The feel-good factor generated by the Olympics stretched to businesses, with most avoiding disruption during the Games, a report has suggested.
In fact, London 2012 helped to boost morale among many workforces as bosses allowed their staff to cheer on Team GB in the office and enjoyed increased productivity as a result.
Research conducted by the Institute of Leadership and Management (ILM) discovered that many companies altered the way they worked, with home-based working and different working hours among the many employment options explored.
Fears that home-based workers would be less productive proved unfounded as a fifth of managers felt that adopting such a practice was a positive move.
Charles Elvin, ILM chief executive, said: "After such an uplifting London Olympics, it was great to discover that many organisations also felt some benefits.
"It is encouraging to find that businesses took the opportunity to trial flexible working practices and those that did found it far from being 'a skiver's paradise', their people were productive and motivated.
"We hope that organisations continue to offer more flexible working which, when properly managed, is a powerful motivator and helps to attract and retain talent. With the Paralympic Games starting in a few days, it's another opportunity for businesses that didn't trial flexible working during the Olympics to do so in the coming fortnight."
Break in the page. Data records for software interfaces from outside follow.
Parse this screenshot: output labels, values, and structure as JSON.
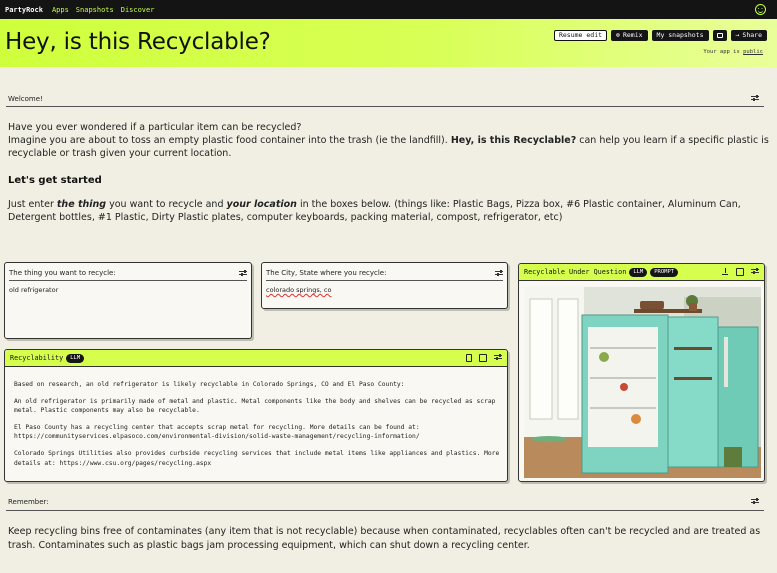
{
  "nav": {
    "brand": "PartyRock",
    "links": [
      "Apps",
      "Snapshots",
      "Discover"
    ]
  },
  "hero": {
    "title": "Hey, is this Recyclable?",
    "buttons": {
      "resume": "Resume edit",
      "remix": "Remix",
      "snapshots": "My snapshots",
      "share": "Share"
    },
    "public_prefix": "Your app is",
    "public_link": "public"
  },
  "welcome": {
    "label": "Welcome!",
    "p1": "Have you ever wondered if a particular item can be recycled?",
    "p2a": "Imagine you are about to toss an empty plastic food container into the trash (ie the landfill).",
    "p2b": "Hey, is this Recyclable?",
    "p2c": "can help you learn if a specific plastic is recyclable or trash given your current location.",
    "heading": "Let's get started",
    "p3a": "Just enter",
    "p3b": "the thing",
    "p3c": "you want to recycle and",
    "p3d": "your location",
    "p3e": "in the boxes below. (things like: Plastic Bags, Pizza box, #6 Plastic container, Aluminum Can, Detergent bottles, #1 Plastic, Dirty Plastic plates, computer keyboards, packing material, compost, refrigerator, etc)"
  },
  "inputs": {
    "thing": {
      "label": "The thing you want to recycle:",
      "value": "old refrigerator"
    },
    "city": {
      "label": "The City, State where you recycle:",
      "value": "colorado springs, co"
    }
  },
  "image_widget": {
    "title": "Recyclable Under Question",
    "badges": [
      "LLM",
      "PROMPT"
    ]
  },
  "recyclability": {
    "title": "Recyclability",
    "badge": "LLM",
    "paragraphs": [
      "Based on research, an old refrigerator is likely recyclable in Colorado Springs, CO and El Paso County:",
      "An old refrigerator is primarily made of metal and plastic. Metal components like the body and shelves can be recycled as scrap metal. Plastic components may also be recyclable.",
      "El Paso County has a recycling center that accepts scrap metal for recycling. More details can be found at: https://communityservices.elpasoco.com/environmental-division/solid-waste-management/recycling-information/",
      "Colorado Springs Utilities also provides curbside recycling services that include metal items like appliances and plastics. More details at: https://www.csu.org/pages/recycling.aspx"
    ]
  },
  "remember": {
    "label": "Remember:",
    "text": "Keep recycling bins free of contaminates (any item that is not recyclable) because when contaminated, recyclables often can't be recycled and are treated as trash. Contaminates such as plastic bags jam processing equipment, which can shut down a recycling center."
  }
}
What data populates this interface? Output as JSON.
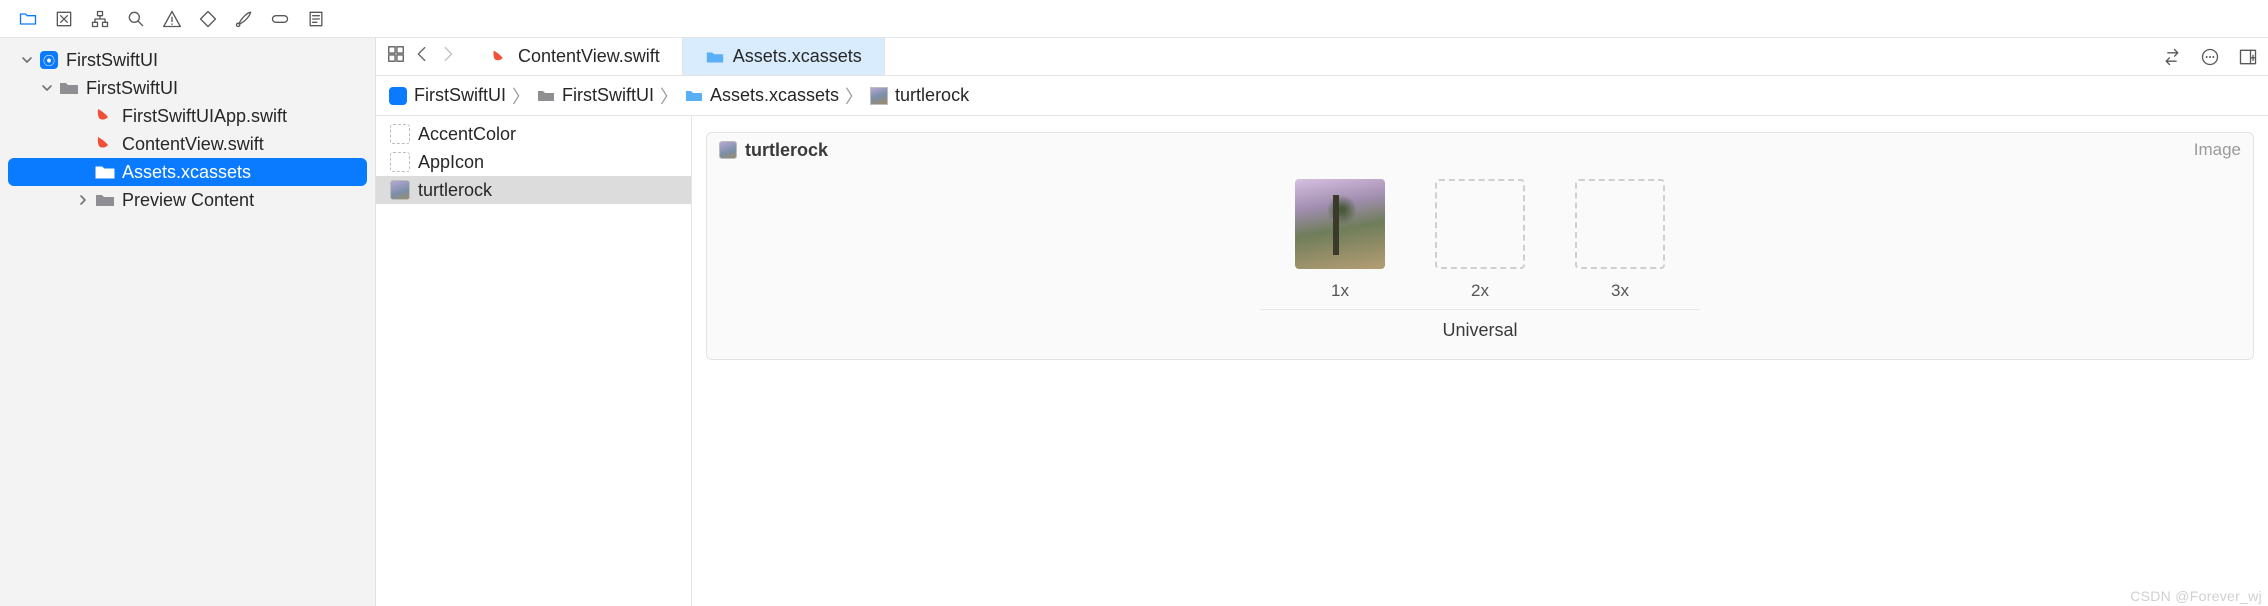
{
  "toolbar": {
    "icons": [
      "folder",
      "box-x",
      "hierarchy",
      "search",
      "warning",
      "diamond",
      "brush",
      "pill",
      "notes"
    ],
    "right_icons": [
      "swap",
      "ellipsis",
      "add-panel"
    ]
  },
  "sidebar": {
    "items": [
      {
        "label": "FirstSwiftUI",
        "icon": "app-icon",
        "indent": 0,
        "expanded": true
      },
      {
        "label": "FirstSwiftUI",
        "icon": "folder-icon",
        "indent": 1,
        "expanded": true
      },
      {
        "label": "FirstSwiftUIApp.swift",
        "icon": "swift-icon",
        "indent": 2
      },
      {
        "label": "ContentView.swift",
        "icon": "swift-icon",
        "indent": 2
      },
      {
        "label": "Assets.xcassets",
        "icon": "assets-icon",
        "indent": 2,
        "selected": true
      },
      {
        "label": "Preview Content",
        "icon": "folder-icon",
        "indent": 2,
        "expandable": true
      }
    ]
  },
  "tabs": [
    {
      "label": "ContentView.swift",
      "icon": "swift-icon"
    },
    {
      "label": "Assets.xcassets",
      "icon": "assets-icon",
      "active": true
    }
  ],
  "jumpbar": [
    {
      "label": "FirstSwiftUI",
      "icon": "app-icon"
    },
    {
      "label": "FirstSwiftUI",
      "icon": "folder-icon"
    },
    {
      "label": "Assets.xcassets",
      "icon": "assets-icon"
    },
    {
      "label": "turtlerock",
      "icon": "image-icon"
    }
  ],
  "asset_list": [
    {
      "label": "AccentColor",
      "thumb": "empty"
    },
    {
      "label": "AppIcon",
      "thumb": "empty"
    },
    {
      "label": "turtlerock",
      "thumb": "img",
      "selected": true
    }
  ],
  "imageset": {
    "title": "turtlerock",
    "kind": "Image",
    "slots": [
      {
        "label": "1x",
        "has_image": true
      },
      {
        "label": "2x",
        "has_image": false
      },
      {
        "label": "3x",
        "has_image": false
      }
    ],
    "group_label": "Universal"
  },
  "watermark": "CSDN @Forever_wj"
}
Meanwhile, a report by Regus appears to give weight to the argument that remote working is a good thing for business productivity.
The office services firm revealed that people who do not come into the office to work often put in longer hours and there is a clear link between flexible working practices and improved productivity.
Despite this revelation, a quarter of the 2,500 people questioned said there was still a company culture of having to be seen behind a desk.
Steve Purdy, managing director of Regus, said: "Even without this summer's events, London commuters - similar to other UK cities - are only too familiar with the stress, expense and long hours associated with relying on public transport infrastructure.
"Employers in the South East may find that the temporary changes they make this summer could lead them to reassess their attitude towards the fixed workplace in the future."
Copyright Press Association 2012